During the last cohort days, senior attendance dropped, possibly due to increased workload, but the other grade levels’ involvement held steady, suggesting that students largely want to return to in-person classes.

Mr. Greer said, “I’d say, for the 9th, 10th, and 11th grade, on any given cohort day, around 70% or so of those who could attend that day have been attending, which is pretty much in line with the survey results this summer. When we asked, `Would you be interested in this?’ we were getting around 70% saying that they would show up most or all day.”

Students were given an option to opt out of in-person school, and Mr. Greer reports that 61 students in the Upper School, which is just over 12% of the student body, have asked to do so. (Roughly 20% of the Upper School faculty have opted out of returning to campus.)

Most students, however, appear to want to come back to school.

Emily Hesby, one of the seniors who had to quarantine after being exposed to a COVID-positive student, spoke about her experience with contact tracing and quarantining, and how she is still looking forward to returning to school when in-person classes resume.

Her mother had a meeting with a school nurse after reaching out to Latin to tell them that Emily had been in contact with the student who tested positive.

“I’m not sure who else was at the meeting, but my mom said the nurse just wanted to make sure that I was okay,” Emily said. “She also wanted to verify that I had been in close contact,” which is defined as being within six feet of the individual for more than 15 minutes.

“They said that I had to quarantine for two weeks from the exposure, no matter the results of my COVID test, and if it was positive I would’ve had to quarantine for two weeks from the date of the positive test.” Emily’s COVID test was negative.

Despite the experience of having to quarantine, Emily said she will be attending in-person classes when they resume. “I love being in school, so online learning has been a challenge for me, and I would take any opportunity to be in school.”

She offered a note of caution, however. “I think it is important that people put their health and safety first, so people need to recognize that it is possible for someone to come to school and later test positive,” she said.

Senior Colin Campbell also had to quarantine, which meant that he could not come to school or participate in after-school activities, in order to limit the amount of people he interacted with.

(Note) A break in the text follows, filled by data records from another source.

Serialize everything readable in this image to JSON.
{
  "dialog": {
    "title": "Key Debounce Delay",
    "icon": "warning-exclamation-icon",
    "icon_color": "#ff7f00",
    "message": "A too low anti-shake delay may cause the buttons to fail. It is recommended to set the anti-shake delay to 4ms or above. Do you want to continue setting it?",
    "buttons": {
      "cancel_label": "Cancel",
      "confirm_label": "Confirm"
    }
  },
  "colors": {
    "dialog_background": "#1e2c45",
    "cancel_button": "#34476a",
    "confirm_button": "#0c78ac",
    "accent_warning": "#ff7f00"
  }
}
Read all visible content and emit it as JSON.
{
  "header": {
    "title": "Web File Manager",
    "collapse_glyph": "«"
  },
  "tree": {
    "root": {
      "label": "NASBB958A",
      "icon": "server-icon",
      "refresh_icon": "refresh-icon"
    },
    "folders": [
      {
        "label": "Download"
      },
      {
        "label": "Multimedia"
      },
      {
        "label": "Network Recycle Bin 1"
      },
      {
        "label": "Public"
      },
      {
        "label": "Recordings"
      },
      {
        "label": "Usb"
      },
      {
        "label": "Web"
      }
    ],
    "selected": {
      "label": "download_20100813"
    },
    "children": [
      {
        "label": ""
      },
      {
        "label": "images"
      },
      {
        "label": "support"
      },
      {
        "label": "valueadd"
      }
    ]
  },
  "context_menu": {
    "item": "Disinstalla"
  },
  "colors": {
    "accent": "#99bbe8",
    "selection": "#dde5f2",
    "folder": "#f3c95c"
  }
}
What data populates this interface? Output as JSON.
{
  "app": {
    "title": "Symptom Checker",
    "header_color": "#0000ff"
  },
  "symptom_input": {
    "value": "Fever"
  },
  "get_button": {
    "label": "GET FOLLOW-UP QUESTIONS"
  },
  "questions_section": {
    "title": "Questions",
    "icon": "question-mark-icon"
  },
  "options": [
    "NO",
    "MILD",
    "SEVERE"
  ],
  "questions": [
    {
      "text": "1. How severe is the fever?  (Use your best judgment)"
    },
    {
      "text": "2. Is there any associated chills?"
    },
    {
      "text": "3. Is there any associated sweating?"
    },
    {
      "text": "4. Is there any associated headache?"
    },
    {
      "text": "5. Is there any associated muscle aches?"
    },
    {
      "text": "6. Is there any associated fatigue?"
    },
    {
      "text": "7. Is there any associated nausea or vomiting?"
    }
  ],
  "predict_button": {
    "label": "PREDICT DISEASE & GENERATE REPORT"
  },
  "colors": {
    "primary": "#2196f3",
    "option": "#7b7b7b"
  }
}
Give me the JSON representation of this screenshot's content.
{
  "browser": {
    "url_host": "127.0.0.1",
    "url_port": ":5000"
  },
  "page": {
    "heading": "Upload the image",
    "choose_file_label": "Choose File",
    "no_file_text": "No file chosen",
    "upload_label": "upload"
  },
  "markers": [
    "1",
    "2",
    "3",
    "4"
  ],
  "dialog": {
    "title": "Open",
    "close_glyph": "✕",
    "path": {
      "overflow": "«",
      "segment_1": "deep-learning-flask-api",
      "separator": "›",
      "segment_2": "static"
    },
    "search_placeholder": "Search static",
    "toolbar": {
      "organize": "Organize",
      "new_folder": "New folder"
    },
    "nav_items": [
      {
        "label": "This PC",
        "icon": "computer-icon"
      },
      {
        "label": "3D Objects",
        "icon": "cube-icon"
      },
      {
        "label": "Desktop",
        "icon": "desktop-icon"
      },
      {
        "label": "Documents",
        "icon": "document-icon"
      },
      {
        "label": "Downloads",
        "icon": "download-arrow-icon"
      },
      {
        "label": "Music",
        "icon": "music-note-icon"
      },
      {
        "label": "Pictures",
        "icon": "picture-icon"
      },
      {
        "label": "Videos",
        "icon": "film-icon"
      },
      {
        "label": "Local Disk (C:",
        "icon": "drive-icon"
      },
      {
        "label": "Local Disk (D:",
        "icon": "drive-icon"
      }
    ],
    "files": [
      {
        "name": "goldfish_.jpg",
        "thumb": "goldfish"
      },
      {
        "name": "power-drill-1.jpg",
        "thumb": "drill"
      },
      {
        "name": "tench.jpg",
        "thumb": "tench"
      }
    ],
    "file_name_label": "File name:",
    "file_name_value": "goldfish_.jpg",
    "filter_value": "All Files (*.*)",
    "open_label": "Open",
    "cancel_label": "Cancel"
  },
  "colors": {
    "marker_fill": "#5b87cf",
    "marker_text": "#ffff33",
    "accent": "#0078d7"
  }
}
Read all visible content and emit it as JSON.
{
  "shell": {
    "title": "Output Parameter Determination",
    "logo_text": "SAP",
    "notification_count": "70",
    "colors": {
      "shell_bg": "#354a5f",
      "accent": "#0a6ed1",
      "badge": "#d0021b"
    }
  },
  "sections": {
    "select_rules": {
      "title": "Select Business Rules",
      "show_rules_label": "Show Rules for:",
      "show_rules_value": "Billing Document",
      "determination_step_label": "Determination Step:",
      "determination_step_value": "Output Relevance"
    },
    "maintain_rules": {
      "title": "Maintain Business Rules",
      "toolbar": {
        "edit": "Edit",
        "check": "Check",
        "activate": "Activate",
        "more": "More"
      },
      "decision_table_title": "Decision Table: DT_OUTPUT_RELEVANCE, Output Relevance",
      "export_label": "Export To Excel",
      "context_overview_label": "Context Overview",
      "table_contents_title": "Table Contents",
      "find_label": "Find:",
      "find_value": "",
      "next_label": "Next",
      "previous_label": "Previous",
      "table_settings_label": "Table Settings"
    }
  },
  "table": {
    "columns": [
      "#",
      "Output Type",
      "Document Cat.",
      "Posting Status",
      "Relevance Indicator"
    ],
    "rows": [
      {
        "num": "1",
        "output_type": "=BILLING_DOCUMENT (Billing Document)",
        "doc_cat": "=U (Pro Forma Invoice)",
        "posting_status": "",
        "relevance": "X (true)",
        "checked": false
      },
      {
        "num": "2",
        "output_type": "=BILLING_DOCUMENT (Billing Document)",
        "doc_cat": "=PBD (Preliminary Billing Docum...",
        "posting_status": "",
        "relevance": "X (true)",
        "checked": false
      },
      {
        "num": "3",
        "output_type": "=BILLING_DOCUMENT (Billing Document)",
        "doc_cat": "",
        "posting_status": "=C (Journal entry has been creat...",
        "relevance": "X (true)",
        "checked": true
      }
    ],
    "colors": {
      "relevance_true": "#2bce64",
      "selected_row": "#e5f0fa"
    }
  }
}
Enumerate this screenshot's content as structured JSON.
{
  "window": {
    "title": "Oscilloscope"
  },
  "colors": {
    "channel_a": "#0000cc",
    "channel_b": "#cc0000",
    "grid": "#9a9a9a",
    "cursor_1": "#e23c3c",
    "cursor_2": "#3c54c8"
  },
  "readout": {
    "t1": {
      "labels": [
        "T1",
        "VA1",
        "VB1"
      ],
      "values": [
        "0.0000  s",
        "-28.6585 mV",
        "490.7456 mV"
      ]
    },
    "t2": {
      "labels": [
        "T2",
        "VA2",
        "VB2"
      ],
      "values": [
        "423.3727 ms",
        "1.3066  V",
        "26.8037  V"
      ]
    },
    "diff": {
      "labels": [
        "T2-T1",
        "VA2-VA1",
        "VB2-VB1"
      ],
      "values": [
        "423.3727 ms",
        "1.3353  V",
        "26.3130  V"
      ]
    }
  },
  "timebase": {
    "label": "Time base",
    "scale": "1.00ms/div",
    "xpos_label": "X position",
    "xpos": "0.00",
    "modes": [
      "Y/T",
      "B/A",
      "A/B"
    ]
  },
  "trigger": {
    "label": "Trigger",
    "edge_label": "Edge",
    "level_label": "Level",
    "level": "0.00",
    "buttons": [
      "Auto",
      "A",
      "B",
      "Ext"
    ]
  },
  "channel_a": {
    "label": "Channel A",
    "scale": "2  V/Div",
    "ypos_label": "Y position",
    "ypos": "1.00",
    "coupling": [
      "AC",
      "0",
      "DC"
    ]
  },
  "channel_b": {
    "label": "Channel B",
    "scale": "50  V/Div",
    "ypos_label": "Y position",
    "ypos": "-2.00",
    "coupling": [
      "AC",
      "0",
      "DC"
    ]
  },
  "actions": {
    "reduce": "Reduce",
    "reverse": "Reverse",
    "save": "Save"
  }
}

He said the contact tracing system also affected his extracurriculars. “I think the system is effective, but I also think that if you wait a week after you were exposed to the initial person who had it to get tested and it comes back negative, you should go into further talks with the school regarding going back to school or activities. I tested negative a week after and was told to continue quarantining.”

Annie Hallinan, a freshman who will be attending in-person classes, explained her plan for the upcoming weeks. “I am planning on returning to school mostly because I think it’s better for me to stay focused and, also, to see my friends a lot more than I would while doing online school,” she said. “If there’s lots of COVID cases within the first few weeks or so, then I will probably opt out, just because I don’t want to get my family sick.”

This appears to be a common approach for students: maintaining an open mind and testing the waters once in-person classes resume.

But for students who live with immuno-compromised and/or at-risk loved ones, in-person education is a risk that may be difficult to justify. Luis Soto, a junior who decided to stay home, said, “The biggest, probably the only, factor in making my decision was not my health, but the health of people I interact with every day. Although I enjoy being at school in-person, it is nowhere near as important as my grandmother’s health and longevity.”

For more information about the protocol and current cases, refer to Latin’s Health Office FAQ document and the COVID-19 Updates webpage.